2. CITY, COUNTRY, MONEY FLOW: ECONOMY OF ARCHITECTURE AND URBANISM
The relationships between economics, architecture and urbanism find their relative zero in the term oikos. Under the term oikos one understood first the basic unit of society in Greek city-states in the sense of an economic municipality, which formed the center of life of a large family. Later, from the early modern period, the housekeeping turned into a city and finally a state or national economy.
The fact that economic contexts require design artifacts has perhaps been insinuated most meaningfully by the neo-Marxism of David Harvey. In The Condition of Postmodernity, Harvey presents postmodernism as the cultural logic of post-Fordist late capitalism or neoliberalism. Architectural and design forms, as can be seen after Harvey, always refer to economic contexts. As part of this research, through the examination of selected international examples, the spatial effects of historical and contemporary ways of dealing with money, credit and investment will be investigated and the question will be posed as to what extent a new (urban) ethic is necessary.

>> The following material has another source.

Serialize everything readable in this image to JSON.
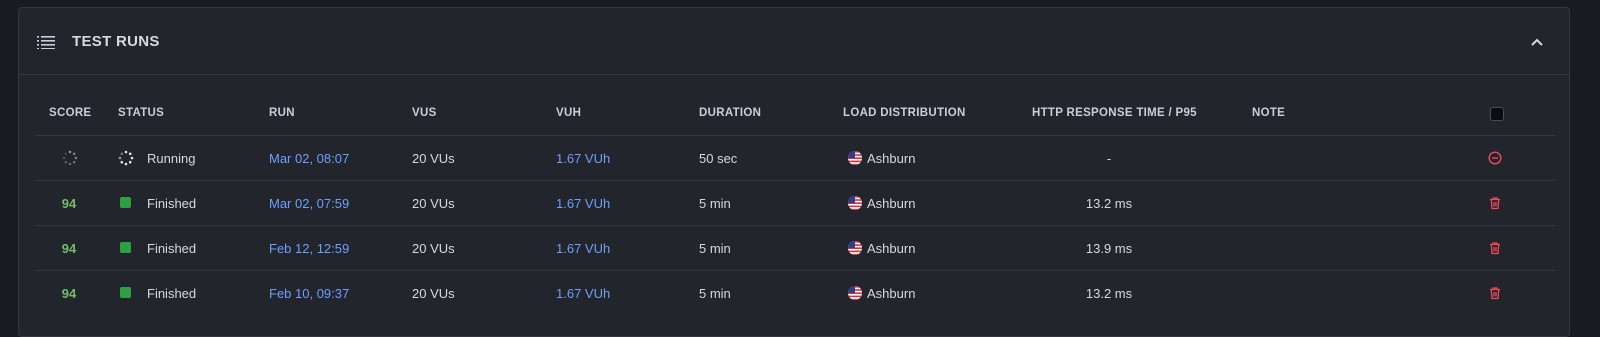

Preliminary work: Gerhard M. Buurman, Stephan Trüby (ed.): Geldkulturen. Ökonomische, philosophische und kulturtheoretische Perspektiven (Fink, 2014).
3. ARCHITECTURE, STAGING AND SCENOGRAPHY

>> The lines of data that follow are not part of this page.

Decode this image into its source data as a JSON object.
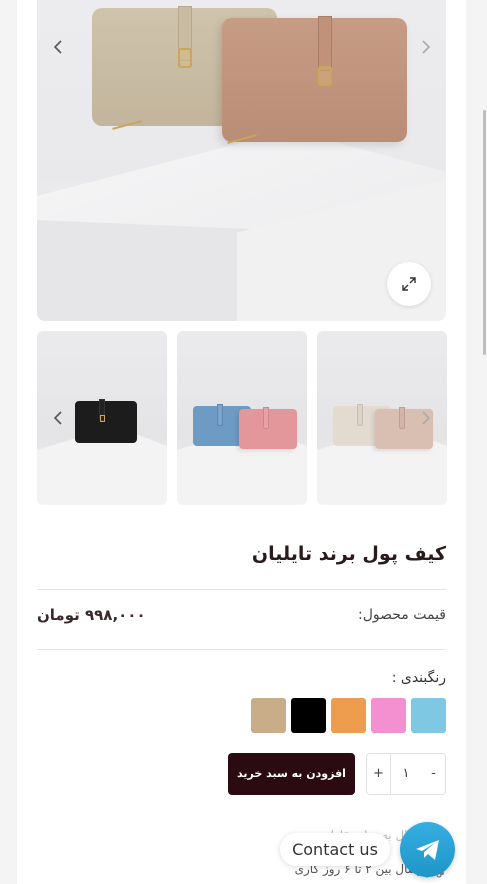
{
  "product": {
    "title": "کیف پول برند تایلیان",
    "price_label": "قیمت محصول:",
    "price_value": "۹۹۸,۰۰۰ تومان",
    "color_label": "رنگبندی :"
  },
  "gallery": {
    "prev_icon": "chevron-left-icon",
    "next_icon": "chevron-right-icon",
    "zoom_icon": "expand-icon"
  },
  "swatches": [
    {
      "name": "light-blue",
      "color": "#7ec8e3"
    },
    {
      "name": "pink",
      "color": "#f490cf"
    },
    {
      "name": "orange",
      "color": "#ee9d4f"
    },
    {
      "name": "black",
      "color": "#000000"
    },
    {
      "name": "beige",
      "color": "#c9ac88"
    }
  ],
  "cart": {
    "minus": "-",
    "quantity": "۱",
    "plus": "+",
    "add_label": "افزودن به سبد خرید"
  },
  "shipping": {
    "line1": "ارسال به تمام نقاط ...",
    "line2": "ارسال بین ۲ تا ۶ روز کاری"
  },
  "contact": {
    "label": "Contact us",
    "icon": "telegram-icon"
  },
  "colors": {
    "accent_dark": "#2c0a12",
    "telegram_blue": "#2aa3d8"
  }
}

When Kenneth Frampton formulated his concept of "Critical Regionalism" in the mid-1980s, he did so in polemical opposition to the two most influential architectural movements of his time: the high-tech wave and post-modernism. The latter considered Frampton as deeply "scenographic". Against the background of a "bad" scenographic backdrop, Frampton articulated a desire for a "good, non-scenographic" architecture that assures itself of "critical" regional building traditions.
Frampton's juxtaposition obscures the view of an advanced understanding of scenography beyond lying and deception - a scenography understanding that ties in with those decisive cultural developments since the end of late modernity, which have recently been summarized as "performative turn" - and in relation to this research project, should be systematically related to architecture.
Preliminary work: Stephan Trüby (guest curator): Archithese 4/2010: "Szenografie"; Stephan Trüby, Verena Hartbaum (ed.): Germania, Venezia. The German Entries to the Venice Architecture Biennale since 1991 (Fink, 2016)
4. STUTTGARTER SCHOOL, AND THE AFTERMATH OF 1968: THE ARCH+ AND IGmA IN THE CONTEXT OF PLANNING THEORY AND TECHNOLOGY PHILOSOPHY
"Stuttgart School" in the architectural context is commonly understood through the conservative architectural teaching of Theodor Fischer students like Paul Bonatz, Paul Schmitthenner and Heinz Wetzel. However, when talking about it, the much more progressive "Stuttgart School" of the aftermath of 1968, still yet to be researched, should not be forgotten. There are various reasons for that.
On the one hand, the "Stuttgart School" from the late 1960s and 1970s (also) stands for the radical experiment of a "faculty without professors", in which students independently organized seminars, design classes and exams, printed leaflets and founded magazines; on the other hand, the most important result of this "faculty without professors" from today's perspective is the foundation of the journal ARCH+ 1 in January 1968 in the Kollegiengebäude 1 (K1) of the University of Stuttgart. Furthermore, it stands for the founding of IGmA in the same year, the first institute for "architectural theory" in Germany directed by Prof. Dr. Jürgen Joedicke, who published books as the "Documents of Modern Architecture" and the "Arbeitsberichte zur Planungsmethodik" and at least indirectly influenced the early phase of ARCH+. Last but not least, it stands for intellectuals such as Max Bense, who worked from 1950 as Associate Professor and from 1963 as Professor (Emeritus 1978) for Philosophy and Philosophy of Science, or Horst Rittel, who worked from 1973 to 1990 as Professor at the Institute for the Foundations of Planning. A detailed analysis of the reception of Bense as Rittel in architectural circles is yet to be done.
Preliminary work: Stephan Trüby (guest curator): ARCH + 221: "Tausendundeine Theorie"